» Information
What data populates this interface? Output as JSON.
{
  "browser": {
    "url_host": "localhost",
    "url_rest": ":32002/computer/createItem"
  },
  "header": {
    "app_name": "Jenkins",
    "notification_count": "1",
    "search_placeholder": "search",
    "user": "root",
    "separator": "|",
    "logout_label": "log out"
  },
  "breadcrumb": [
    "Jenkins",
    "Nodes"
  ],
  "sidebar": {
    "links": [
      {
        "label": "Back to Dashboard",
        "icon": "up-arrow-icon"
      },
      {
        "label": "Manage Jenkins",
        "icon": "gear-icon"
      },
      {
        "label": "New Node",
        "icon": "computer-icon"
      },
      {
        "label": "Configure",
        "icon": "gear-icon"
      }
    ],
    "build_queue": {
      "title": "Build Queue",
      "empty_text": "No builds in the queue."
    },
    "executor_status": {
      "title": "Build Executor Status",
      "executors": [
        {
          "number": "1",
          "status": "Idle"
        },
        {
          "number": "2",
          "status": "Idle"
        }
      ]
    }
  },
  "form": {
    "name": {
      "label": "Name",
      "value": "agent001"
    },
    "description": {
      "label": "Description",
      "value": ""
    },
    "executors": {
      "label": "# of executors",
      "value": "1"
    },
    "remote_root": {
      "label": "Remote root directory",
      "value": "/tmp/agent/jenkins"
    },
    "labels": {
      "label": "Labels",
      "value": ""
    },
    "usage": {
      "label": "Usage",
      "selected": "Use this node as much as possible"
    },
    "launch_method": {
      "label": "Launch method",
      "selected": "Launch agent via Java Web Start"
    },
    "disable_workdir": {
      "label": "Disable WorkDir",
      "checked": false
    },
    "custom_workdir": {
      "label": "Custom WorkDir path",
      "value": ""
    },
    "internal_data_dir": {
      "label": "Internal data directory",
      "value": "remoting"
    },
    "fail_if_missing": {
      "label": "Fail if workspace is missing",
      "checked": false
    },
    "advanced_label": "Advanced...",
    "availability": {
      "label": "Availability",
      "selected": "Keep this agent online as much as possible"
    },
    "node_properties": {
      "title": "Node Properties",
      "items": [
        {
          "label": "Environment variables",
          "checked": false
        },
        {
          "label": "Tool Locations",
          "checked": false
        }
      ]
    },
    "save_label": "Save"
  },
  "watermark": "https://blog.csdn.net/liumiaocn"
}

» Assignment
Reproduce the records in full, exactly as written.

» Solved problem
What data populates this interface? Output as JSON.
{
  "browser": {
    "url_host": "localhost",
    "url_rest": ":32002/computer/createItem"
  },
  "header": {
    "app_name": "Jenkins",
    "notification_count": "1",
    "search_placeholder": "search",
    "user": "root",
    "separator": "|",
    "logout_label": "log out"
  },
  "breadcrumb": [
    "Jenkins",
    "Nodes"
  ],
  "sidebar": {
    "links": [
      {
        "label": "Back to Dashboard",
        "icon": "up-arrow-icon"
      },
      {
        "label": "Manage Jenkins",
        "icon": "gear-icon"
      },
      {
        "label": "New Node",
        "icon": "computer-icon"
      },
      {
        "label": "Configure",
        "icon": "gear-icon"
      }
    ],
    "build_queue": {
      "title": "Build Queue",
      "empty_text": "No builds in the queue."
    },
    "executor_status": {
      "title": "Build Executor Status",
      "executors": [
        {
          "number": "1",
          "status": "Idle"
        },
        {
          "number": "2",
          "status": "Idle"
        }
      ]
    }
  },
  "form": {
    "name": {
      "label": "Name",
      "value": "agent001"
    },
    "description": {
      "label": "Description",
      "value": ""
    },
    "executors": {
      "label": "# of executors",
      "value": "1"
    },
    "remote_root": {
      "label": "Remote root directory",
      "value": "/tmp/agent/jenkins"
    },
    "labels": {
      "label": "Labels",
      "value": ""
    },
    "usage": {
      "label": "Usage",
      "selected": "Use this node as much as possible"
    },
    "launch_method": {
      "label": "Launch method",
      "selected": "Launch agent via Java Web Start"
    },
    "disable_workdir": {
      "label": "Disable WorkDir",
      "checked": false
    },
    "custom_workdir": {
      "label": "Custom WorkDir path",
      "value": ""
    },
    "internal_data_dir": {
      "label": "Internal data directory",
      "value": "remoting"
    },
    "fail_if_missing": {
      "label": "Fail if workspace is missing",
      "checked": false
    },
    "advanced_label": "Advanced...",
    "availability": {
      "label": "Availability",
      "selected": "Keep this agent online as much as possible"
    },
    "node_properties": {
      "title": "Node Properties",
      "items": [
        {
          "label": "Environment variables",
          "checked": false
        },
        {
          "label": "Tool Locations",
          "checked": false
        }
      ]
    },
    "save_label": "Save"
  },
  "watermark": "https://blog.csdn.net/liumiaocn"
}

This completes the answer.